One means of engaging in wholehearted sanctification is to understand that so-called little sins can be the deadliest of all. A little lie, a little theft, a little glance – just a little selfishness can result in ruined lives. The Bible teaches us this in the grave simplicity (pun intended) of Adam’s fall. One bite brought death’s blight on us all.
If you need some real life examples of this truth, watch the following video called “From One Second to the Next” (HT: David Murray). These heart-wrenching stories about people who were texting while driving should not only cause us to give up even the thought of so doing. Seeing this pain should also sensitize us to how deadly any sin is, and remind us to daily seek the cleansing mercies of Christ to present every member of our body to Him for righteousness.
The Supreme Court & DOMA – In light of the recent Supreme Court ruling on the Defense of Marriage Act, Rosaria Butterfield gives her unique albeit Biblical perspective on how we should view this decision and those in opposition. How often the gospel calls us back to examine our own hearts rather than rushing to judge others.
Protesting at Abortion Centers – R.C. Sproul Jr. offers both encouragements toward and cautions about protesting outside the slaughterhouses where the unborn are put to death (HT: David Murray).

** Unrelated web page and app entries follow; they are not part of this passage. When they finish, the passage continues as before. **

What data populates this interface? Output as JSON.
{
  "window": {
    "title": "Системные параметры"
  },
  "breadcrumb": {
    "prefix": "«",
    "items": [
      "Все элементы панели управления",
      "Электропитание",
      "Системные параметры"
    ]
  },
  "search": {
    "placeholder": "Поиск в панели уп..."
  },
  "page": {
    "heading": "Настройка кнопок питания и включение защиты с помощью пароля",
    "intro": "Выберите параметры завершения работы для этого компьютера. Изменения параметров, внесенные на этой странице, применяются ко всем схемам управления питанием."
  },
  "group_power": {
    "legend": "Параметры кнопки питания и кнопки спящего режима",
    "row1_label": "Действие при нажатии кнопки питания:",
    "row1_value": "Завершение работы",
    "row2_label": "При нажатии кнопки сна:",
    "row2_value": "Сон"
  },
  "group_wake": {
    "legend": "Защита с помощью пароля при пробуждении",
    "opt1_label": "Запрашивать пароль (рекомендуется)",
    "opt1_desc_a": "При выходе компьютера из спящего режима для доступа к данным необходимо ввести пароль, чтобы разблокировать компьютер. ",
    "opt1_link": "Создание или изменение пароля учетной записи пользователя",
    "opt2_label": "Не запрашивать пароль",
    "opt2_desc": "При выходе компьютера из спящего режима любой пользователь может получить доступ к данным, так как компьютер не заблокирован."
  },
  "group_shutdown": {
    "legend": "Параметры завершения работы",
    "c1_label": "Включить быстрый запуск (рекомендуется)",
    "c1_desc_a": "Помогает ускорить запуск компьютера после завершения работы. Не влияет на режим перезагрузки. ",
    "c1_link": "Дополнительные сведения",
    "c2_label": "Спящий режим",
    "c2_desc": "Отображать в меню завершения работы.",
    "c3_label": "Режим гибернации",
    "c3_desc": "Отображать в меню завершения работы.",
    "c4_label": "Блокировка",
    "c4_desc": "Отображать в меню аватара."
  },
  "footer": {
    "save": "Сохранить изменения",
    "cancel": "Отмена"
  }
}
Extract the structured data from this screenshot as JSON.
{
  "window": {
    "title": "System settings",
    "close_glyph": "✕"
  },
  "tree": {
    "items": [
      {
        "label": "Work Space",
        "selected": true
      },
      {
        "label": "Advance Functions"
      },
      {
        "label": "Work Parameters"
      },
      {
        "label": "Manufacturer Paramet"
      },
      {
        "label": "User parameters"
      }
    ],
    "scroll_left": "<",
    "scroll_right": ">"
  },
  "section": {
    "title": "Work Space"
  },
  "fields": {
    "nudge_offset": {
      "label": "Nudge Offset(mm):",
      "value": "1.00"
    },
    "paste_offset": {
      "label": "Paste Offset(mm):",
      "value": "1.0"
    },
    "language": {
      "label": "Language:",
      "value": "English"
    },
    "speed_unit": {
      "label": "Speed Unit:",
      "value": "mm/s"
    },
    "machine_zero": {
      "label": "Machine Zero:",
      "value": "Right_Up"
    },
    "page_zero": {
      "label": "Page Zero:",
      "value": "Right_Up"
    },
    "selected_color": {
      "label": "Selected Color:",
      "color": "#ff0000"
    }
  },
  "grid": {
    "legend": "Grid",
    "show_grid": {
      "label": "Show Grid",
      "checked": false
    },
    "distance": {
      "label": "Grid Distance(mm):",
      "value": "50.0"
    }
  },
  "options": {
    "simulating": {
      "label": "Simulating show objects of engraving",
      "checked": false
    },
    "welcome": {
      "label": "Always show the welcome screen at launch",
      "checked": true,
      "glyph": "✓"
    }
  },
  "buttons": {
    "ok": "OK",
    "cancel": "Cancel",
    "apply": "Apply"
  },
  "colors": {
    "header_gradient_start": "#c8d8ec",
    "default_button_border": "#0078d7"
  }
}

Zealot Review – In this book attacking Christ, Pastor John Dickerson reveals what few in the media fawning over this work tell, which is that the author is a Muslim and he is employing the traditional apologetic used by Islam against Christianity. Though I do not agree with him when he says, “In many ways, this conflict is larger than Christianity and Islam. It is a conflict of Western and Middle Eastern foundations,” his other insights are helpful. Marvin Olasky adds further thoughts about the media’s treatment as well.
Tortured in Sinai – This article contains interviews with Christians who have been abducted in Eritrea and trafficked as slaves in Sinai by Islamists. Reading or watching the interviews is not for the faint of heart, but it alerts you to the awful reality of human trafficking and persecution of those who profess Christ. It even moved me to do something I rarely do – sign a petition.
Christians in the Military - WORLD magazine highlights some of the courageous believers in the US military who are waging gospel battles as more of their religious freedoms are being threatened.
I stumbled upon a gem of a lecture. It’s by Dr. Megan Best. The title: New Directions in Assisted Reproduction: How Did We End Up Here?
In the span of an hour, Dr. Best surveys the current landscape of assisted reproduction (think IVF and the like) in a highly informative and crystal clear way. As an expert in the field, she is able to unpack the procedures and ethics involved with wisdom and insight.
Pastors should certainly acquaint themselves with the material, as it is becoming more commonplace for infertile Christian couples to consider the various medical options available to them. There is much to be aware of in the field, not to mention, leery.
She has written a book on the subject, one which D.A. Carson has said “is now the ‘must read’ book in the field.” That’s an impressive statement. It has certainly piqued my interest. The work is entitled “Fearfully and Wonderfully Made.” I plan on grabbing a copy.